# [Assignment]
Each line in the entries below that holds the word "JSON" belongs in the answer.

____ Supplied data

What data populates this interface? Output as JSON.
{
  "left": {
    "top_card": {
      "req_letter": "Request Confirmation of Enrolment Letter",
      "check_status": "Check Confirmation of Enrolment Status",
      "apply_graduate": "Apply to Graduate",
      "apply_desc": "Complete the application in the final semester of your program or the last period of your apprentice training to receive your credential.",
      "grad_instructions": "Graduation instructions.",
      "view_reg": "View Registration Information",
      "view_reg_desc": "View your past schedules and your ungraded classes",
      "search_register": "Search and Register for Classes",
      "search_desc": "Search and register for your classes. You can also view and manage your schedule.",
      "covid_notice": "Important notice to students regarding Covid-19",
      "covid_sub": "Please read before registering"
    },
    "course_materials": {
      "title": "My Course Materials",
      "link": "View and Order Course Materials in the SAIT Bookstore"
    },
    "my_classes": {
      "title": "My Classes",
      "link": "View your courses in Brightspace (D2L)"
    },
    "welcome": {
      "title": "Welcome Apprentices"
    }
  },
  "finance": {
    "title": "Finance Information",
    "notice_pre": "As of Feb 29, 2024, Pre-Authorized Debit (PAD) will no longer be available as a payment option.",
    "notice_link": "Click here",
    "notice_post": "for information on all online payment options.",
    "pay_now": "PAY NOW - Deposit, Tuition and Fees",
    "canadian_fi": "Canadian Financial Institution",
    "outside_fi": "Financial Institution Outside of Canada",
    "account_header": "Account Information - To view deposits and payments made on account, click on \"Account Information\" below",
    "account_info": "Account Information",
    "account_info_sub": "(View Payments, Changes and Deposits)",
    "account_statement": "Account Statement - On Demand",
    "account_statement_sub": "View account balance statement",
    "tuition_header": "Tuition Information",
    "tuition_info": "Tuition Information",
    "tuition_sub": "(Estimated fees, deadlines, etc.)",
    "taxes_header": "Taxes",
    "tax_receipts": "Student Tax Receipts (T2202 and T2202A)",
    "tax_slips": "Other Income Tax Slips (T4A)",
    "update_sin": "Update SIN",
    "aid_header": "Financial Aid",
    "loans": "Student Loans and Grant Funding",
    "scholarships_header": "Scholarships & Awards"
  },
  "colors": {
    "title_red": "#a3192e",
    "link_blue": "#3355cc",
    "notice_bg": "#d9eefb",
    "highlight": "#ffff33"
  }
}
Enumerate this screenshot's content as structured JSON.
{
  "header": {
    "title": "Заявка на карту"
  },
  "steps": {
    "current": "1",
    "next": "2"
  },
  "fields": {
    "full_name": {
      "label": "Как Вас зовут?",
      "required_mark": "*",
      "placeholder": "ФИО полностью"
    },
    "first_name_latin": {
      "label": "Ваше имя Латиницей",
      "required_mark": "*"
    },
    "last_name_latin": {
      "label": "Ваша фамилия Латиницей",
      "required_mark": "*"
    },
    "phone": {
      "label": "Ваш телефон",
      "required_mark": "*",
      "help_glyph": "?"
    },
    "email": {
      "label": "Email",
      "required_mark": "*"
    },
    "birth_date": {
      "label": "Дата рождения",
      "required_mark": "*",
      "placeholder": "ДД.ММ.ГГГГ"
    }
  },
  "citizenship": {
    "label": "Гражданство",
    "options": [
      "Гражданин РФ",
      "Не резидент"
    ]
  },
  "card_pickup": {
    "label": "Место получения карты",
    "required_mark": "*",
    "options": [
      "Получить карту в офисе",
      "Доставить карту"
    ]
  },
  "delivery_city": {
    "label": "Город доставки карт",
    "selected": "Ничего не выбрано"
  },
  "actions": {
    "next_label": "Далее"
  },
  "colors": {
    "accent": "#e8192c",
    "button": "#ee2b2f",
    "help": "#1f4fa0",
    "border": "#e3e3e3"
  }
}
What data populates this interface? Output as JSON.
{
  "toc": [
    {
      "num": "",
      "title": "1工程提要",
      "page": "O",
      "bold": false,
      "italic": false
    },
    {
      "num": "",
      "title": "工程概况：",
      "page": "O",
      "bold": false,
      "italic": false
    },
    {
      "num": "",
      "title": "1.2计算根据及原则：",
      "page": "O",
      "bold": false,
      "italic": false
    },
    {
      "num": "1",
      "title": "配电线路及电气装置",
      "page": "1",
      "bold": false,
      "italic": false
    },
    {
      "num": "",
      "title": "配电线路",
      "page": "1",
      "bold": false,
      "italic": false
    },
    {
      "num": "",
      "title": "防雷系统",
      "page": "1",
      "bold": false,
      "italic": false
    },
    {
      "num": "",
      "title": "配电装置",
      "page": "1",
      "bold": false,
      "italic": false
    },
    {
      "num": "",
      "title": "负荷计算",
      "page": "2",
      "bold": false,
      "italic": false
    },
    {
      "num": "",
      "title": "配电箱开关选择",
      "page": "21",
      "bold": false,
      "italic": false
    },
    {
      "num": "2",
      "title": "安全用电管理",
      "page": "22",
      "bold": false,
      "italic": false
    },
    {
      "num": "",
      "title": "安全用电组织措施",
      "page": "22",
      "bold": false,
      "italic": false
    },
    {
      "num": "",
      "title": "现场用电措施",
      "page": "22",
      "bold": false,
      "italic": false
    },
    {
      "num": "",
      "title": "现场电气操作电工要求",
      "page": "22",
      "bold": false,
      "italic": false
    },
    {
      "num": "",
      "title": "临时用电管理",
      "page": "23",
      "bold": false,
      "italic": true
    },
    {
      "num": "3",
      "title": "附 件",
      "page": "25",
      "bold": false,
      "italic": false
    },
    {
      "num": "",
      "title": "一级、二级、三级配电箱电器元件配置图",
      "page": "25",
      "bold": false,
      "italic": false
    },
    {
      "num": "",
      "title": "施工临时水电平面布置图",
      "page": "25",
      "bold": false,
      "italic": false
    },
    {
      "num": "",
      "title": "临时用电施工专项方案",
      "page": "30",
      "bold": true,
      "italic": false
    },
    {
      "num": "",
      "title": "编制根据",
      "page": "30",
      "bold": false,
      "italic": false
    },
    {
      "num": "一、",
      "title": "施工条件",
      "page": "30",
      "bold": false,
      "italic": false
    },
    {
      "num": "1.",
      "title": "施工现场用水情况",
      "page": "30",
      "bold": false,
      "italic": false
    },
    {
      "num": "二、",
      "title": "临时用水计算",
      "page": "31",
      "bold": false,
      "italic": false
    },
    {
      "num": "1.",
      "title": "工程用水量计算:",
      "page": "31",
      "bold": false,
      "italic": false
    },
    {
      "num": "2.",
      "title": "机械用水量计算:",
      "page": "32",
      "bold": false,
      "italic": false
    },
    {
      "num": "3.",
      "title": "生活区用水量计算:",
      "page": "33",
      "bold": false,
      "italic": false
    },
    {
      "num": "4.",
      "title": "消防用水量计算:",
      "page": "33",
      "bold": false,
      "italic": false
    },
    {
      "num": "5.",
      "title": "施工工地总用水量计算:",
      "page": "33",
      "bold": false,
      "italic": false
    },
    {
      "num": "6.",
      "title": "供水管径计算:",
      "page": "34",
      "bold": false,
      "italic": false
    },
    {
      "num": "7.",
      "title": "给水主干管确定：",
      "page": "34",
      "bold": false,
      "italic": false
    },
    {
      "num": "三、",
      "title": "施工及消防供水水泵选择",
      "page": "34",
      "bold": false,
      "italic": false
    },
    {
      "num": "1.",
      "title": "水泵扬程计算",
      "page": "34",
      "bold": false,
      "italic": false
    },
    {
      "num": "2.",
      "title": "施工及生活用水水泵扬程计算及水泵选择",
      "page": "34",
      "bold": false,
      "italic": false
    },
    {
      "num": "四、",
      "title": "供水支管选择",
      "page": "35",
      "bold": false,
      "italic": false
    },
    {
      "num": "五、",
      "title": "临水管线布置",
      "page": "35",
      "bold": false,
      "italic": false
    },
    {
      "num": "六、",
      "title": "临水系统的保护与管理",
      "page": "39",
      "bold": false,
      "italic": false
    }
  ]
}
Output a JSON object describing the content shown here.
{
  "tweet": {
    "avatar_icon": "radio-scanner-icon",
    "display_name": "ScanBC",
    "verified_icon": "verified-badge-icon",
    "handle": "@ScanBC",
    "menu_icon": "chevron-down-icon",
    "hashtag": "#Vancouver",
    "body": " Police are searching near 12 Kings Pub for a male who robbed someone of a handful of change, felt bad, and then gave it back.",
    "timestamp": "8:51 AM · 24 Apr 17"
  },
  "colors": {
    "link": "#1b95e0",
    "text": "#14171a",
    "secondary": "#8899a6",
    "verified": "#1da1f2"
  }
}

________

# [Task solution]
What data populates this interface? Output as JSON.
Enumerate this screenshot's content as structured JSON.
What data populates this interface? Output as JSON.
Output a JSON object describing the content shown here.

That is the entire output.